Before shopping for groceries, look at prices on apps such as Instacart or Amazon Fresh to see how they compare, calculating in any delivery fees. Also try the stores' sites directly and see if they offer pickup or delivery. For restaurants, prices can also vary between apps, so open a few and check your favorite entrees before purchasing. If possible, see if the restaurant is taking orders directly. Even if the prices aren't lower, the business will probably be able to keep a larger share of your payment when not using an app like Grubhub. Some companies, such as DoorDash, that offer subscriptions are basically prepaying a delivery fee. If you don't order enough through a single app to make this a deal, skip it.
It's also time to audit delivery memberships, starting with an Amazon Prime account if you, like more than half of U.S. households, have one. Amazon Prime costs $119 a year and includes benefits such as free two-day shipping and its Prime Video service, but it is no longer the only game in town. Non-Prime members can still get free, slower shipping on orders over $25.
Walmart has added its own similar service, called Walmart Plus, for $98 a year. If you use Prime for groceries from Whole Foods, there are alternatives for other stores, such as an Instacart membership. Many companies offer free, fast shipping for a minimum order, and if it's just "The Marvelous Mrs. Maisel" you want, Prime Video can be paid for separately. (If you do hold on to Amazon Prime, don't forget to Google a product before you buy it and see if it's available for a lower price, even with shipping.)
- Bring your cloud storage bills down to earth. Somewhere along the line you ran out of free iCloud or Google storage. Or maybe you signed up for multiple services and are paying for more space than you need. This is a two-step money saver that might also help streamline where all your important documents and photos live.
First, figure out how much storage you need. Audit your Amazon, Google, Apple, Dropbox and Microsoft storage (we're talking personal files, not pro-level storage). They all have easy ways to see a visual breakdown of how much storage you are using and for what types of files. A photo or video collection is usually one of the biggest chunks of cloud storage. You could be surprised to find some unexpected space hogs, such as an automatic backup of all your text messages including photo attachments.

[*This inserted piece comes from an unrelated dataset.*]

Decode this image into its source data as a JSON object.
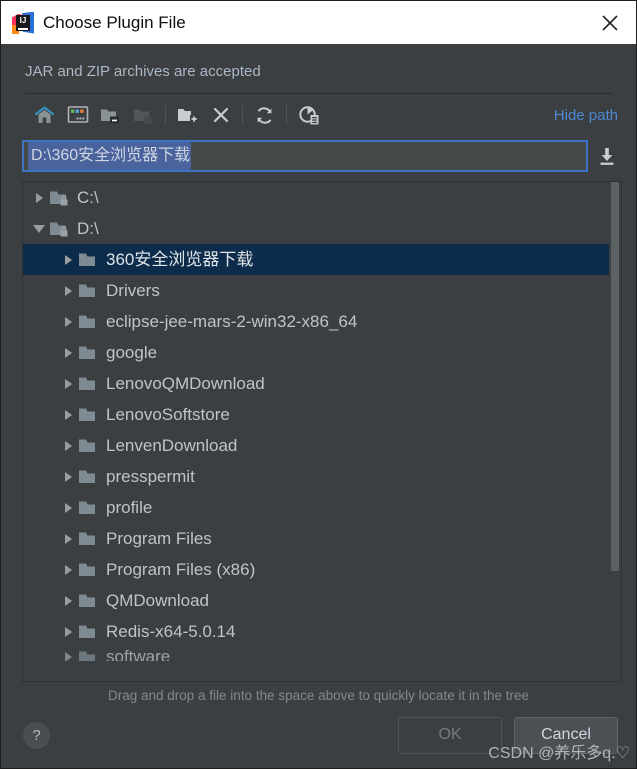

Try backing up to a computer instead of the cloud, deleting past backups and clearing out old message attachments.
Prune where you can, then shop around for the best price for however much storage you're using and reasonable upgrade options as you grow. Until recently, Google Photo's unlimited storage for slightly compressed photos was the biggest steal, but now it's only 15 GB for free, then $1.99 a month for 100 GB. Amazon still offers unlimited full-resolution photo storage for Prime members, with the caveat that you need to use its app to browse through them. Dropbox is up to 2 GB for free, then jumps to $9.99 a month for 2 TB. Apple's iCloud storage offers up to 5 GB for free or 50 GB starting at $0.99 a month.
In theory, you could spread your files across a few services for free, but that might lead to forgetfulness and heartbreak down the road. For some people, the right cloud storage option is whatever's tied into their phone. If it's ease of use you're looking for, Android users can stick with Google Drive and Apple users iCloud.
Published : January 24, 2021
By : The Washington Post · Heather Kelly